The prostate is a walnut-sized glandular (secretory) component of the male reproductive system. It is located just below the bladder and in front of the rectum. The urethra runs through the prostate much like the hole through a donut. Surrounding the prostate is a fibrous layer called the prostatic capsule. The function of the prostate is to lubricate the urethra with secretions just prior to ejaculation. This fluid is a small contribution to the semen, which nourishes and protects sperm. After reproductive age, a man's prostate does not serve a useful function, but often causes bothersome urinary symptoms due to BPH and is high-risk for developing into cancer.
Prostate Cancer Epidemiology (statistics)
According to American Cancer Society and government estimates, in 2009 approximately 192,000 new cases of prostate cancer were diagnosed with and 27,000 men died of prostate cancer.
A smaller percentage of men will be diagnosed with and treated for prostate cancer. About 16 percent of American men will be diagnosed with prostate cancer during their lives; 8 percent will develop significant symptoms; and 3 percent will die of the disease. There is increasing evidence that screening for prostate cancer results in earlier diagnosis and treatment, thereby reducing the mortality rate from this disease.

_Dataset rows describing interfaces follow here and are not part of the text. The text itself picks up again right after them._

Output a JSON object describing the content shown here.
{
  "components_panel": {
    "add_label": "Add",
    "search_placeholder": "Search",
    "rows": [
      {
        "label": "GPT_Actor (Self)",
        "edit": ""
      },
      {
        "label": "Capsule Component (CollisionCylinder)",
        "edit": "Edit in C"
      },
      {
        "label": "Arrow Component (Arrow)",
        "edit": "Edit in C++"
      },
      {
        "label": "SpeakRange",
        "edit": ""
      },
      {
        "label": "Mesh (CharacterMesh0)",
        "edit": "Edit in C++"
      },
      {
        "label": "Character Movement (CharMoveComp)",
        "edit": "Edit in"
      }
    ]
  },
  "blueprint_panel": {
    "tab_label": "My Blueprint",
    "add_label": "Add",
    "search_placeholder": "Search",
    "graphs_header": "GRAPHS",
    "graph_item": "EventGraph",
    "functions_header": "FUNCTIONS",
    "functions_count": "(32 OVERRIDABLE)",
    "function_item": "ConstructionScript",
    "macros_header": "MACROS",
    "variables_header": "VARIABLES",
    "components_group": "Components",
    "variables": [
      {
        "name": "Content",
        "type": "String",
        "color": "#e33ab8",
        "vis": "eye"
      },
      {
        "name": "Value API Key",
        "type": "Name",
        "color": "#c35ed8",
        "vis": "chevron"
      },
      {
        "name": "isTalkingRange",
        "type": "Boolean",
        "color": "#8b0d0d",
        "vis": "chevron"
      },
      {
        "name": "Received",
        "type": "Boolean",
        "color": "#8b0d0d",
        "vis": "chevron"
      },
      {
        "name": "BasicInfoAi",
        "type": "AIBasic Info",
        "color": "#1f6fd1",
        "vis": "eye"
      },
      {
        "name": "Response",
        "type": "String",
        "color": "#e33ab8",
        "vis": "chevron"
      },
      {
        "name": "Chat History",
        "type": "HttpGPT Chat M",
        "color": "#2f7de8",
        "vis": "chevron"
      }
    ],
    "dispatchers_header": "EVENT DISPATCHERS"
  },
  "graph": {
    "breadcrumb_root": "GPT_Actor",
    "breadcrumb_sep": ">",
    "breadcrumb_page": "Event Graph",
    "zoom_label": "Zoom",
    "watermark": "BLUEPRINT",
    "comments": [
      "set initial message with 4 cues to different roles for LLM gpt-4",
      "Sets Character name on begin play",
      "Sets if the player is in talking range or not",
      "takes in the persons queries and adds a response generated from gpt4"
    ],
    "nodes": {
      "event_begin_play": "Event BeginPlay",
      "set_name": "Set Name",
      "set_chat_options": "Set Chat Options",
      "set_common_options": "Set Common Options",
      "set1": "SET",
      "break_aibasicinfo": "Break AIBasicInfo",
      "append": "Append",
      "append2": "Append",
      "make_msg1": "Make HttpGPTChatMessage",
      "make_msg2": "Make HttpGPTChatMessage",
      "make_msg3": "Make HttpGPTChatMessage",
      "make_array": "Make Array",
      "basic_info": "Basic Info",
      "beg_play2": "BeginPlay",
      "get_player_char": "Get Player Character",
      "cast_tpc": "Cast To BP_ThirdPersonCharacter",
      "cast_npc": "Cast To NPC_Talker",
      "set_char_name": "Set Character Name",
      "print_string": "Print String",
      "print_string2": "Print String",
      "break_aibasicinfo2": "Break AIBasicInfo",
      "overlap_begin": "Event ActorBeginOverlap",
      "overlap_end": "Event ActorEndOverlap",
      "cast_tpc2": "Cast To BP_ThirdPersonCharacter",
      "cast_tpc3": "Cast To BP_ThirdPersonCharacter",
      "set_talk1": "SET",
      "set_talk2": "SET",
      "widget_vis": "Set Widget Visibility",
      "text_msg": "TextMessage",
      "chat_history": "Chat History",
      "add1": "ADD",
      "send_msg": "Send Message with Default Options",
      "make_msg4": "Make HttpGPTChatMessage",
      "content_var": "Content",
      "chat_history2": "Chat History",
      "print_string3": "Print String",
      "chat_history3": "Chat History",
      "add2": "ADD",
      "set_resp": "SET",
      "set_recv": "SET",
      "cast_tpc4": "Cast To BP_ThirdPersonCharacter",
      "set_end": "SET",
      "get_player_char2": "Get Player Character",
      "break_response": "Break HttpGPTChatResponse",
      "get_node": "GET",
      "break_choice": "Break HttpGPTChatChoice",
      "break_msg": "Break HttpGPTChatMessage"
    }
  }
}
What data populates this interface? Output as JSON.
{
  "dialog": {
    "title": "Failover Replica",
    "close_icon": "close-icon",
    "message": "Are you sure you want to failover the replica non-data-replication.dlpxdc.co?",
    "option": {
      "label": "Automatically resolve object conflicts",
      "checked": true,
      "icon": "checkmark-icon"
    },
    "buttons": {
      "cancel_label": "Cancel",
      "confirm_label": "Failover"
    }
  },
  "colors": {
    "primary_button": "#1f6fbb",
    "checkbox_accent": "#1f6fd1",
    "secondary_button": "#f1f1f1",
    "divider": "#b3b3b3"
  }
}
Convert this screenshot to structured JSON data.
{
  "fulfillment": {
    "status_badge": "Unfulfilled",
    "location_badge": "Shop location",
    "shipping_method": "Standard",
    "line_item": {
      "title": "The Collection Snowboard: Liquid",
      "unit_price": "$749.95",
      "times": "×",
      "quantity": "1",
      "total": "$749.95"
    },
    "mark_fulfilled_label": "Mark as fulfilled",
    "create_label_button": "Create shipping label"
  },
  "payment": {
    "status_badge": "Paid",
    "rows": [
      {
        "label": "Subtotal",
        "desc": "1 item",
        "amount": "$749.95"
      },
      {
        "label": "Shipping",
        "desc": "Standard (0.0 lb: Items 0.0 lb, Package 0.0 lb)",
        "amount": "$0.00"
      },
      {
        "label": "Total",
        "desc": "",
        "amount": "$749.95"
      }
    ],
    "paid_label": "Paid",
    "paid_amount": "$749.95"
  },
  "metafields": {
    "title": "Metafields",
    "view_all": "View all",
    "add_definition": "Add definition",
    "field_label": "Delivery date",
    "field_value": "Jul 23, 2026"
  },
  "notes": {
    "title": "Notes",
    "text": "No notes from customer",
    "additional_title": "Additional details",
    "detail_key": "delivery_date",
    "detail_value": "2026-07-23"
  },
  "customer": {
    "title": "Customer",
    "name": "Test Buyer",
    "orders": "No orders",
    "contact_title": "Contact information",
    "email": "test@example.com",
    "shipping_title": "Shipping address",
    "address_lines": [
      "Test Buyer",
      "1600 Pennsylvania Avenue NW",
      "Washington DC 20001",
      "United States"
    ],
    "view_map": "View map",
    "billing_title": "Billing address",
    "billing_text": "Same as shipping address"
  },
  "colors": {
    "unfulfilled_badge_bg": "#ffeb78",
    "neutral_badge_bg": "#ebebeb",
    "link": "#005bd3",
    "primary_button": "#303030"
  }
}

About Prostate Cancer
Prostate cancer arises from the secretory tissue of the prostate. With loss of the normal regulation of cell growth and division, tumor formation results. Prostate cancer is the most common non-skin malignancy in men and is responsible for more deaths than any other cancer except lung cancer. Approximately 16% of American men are diagnosed with prostate cancer during their lifetime.
Age is the strongest predictor of prostate cancer. Over 2/3 of all prostate cancers are diagnosed in men 65 and older. If a man lives long enough, it is almost certain he will develop prostate cancer. Determining if that cancer represents a real threat to life is another issue. Autopsies performed on elderly men often reveal prostate cancer that was not diagnosed during life. This means that many men die with prostate cancer, not from it. Race is another risk factor for developing prostate cancer with African Americans having the highest risk, followed by caucasians, Hispanics, and Asians.
After being told of the diagnosis of prostate cancer, a man and his family should consider the available treatment options. Before selecting a treatment, it is important to learn about all the options available. With this knowledge, a newly diagnosed prostate cancer patient can actively participate with his doctor in planning his individualized treatment.
Prognosis and Choice of Treatment depend on several variables:
- PSA - "prostate specific antigen" is a protein made by the prostate and added to semen during ejaculation. A small amount of PSA is released into the blood stream and is a useful marker for certain prostate conditions. Although far from perfect, PSA is currently the best-available marker for prostate cancer screening. PSA usually rises as prostate cancer progresses to more aggressive or higher volume of disease. But it can also be elevated due to non-malignant conditions, including benign prostate enlargement, infection, and trauma.
- Tumor Grade - describes how aggressive the cancer appears under a microscope. The pathologist evaluates prostate tissue specimens according to the standardized Gleason grading system. A score from 1-5 is assigned to the two most prevalent tumor areas identified, with the most common pattern listed first. These two scores are added together for the total Gleason score. Typically, the score is reported in the format "Gleason 3+4=7". Grades 2-6 are low grade cancers; grade 7 is intermediate; grades 8-10 are high grade. Grades 6 and 7 are the most common. The higher the score, the higher the risk of disease progression.
- Tumor Stage - describes where the tumor is. Prostate cancer identified by screening tests is generally low stage. If the PSA is less than 10 and the grade is Gleason 6 or less, no evaluation for metastatic disease is indicated. Imaging studies are used to stage higher risk prostate cancer, such as when the PSA is greater than 10 or the grade is Gleason 7 or higher. These studies include bone scans, CT scans, and MRIs.
- Age, overall health, life expectancy. It is well-known that a large proportion of elderly men have prostate cancer when they die of something else. This implies there is a risk of overtreating some men, who would never become symptomatic from prostate cancer. If a man has multiple significant illnesses or a life expectancy less than 10 years, then there is likely more risk than possible benefit in screening for, diagnosing, or treating prostate cancer.
With greater public awareness, screening has led to early detection in a higher proportion of men and mortality rates are declining. Additionally, new advances in medical technology are enabling prostate cancer to be detected earlier and allowing patients live active and productive lives after prostate cancer treatment.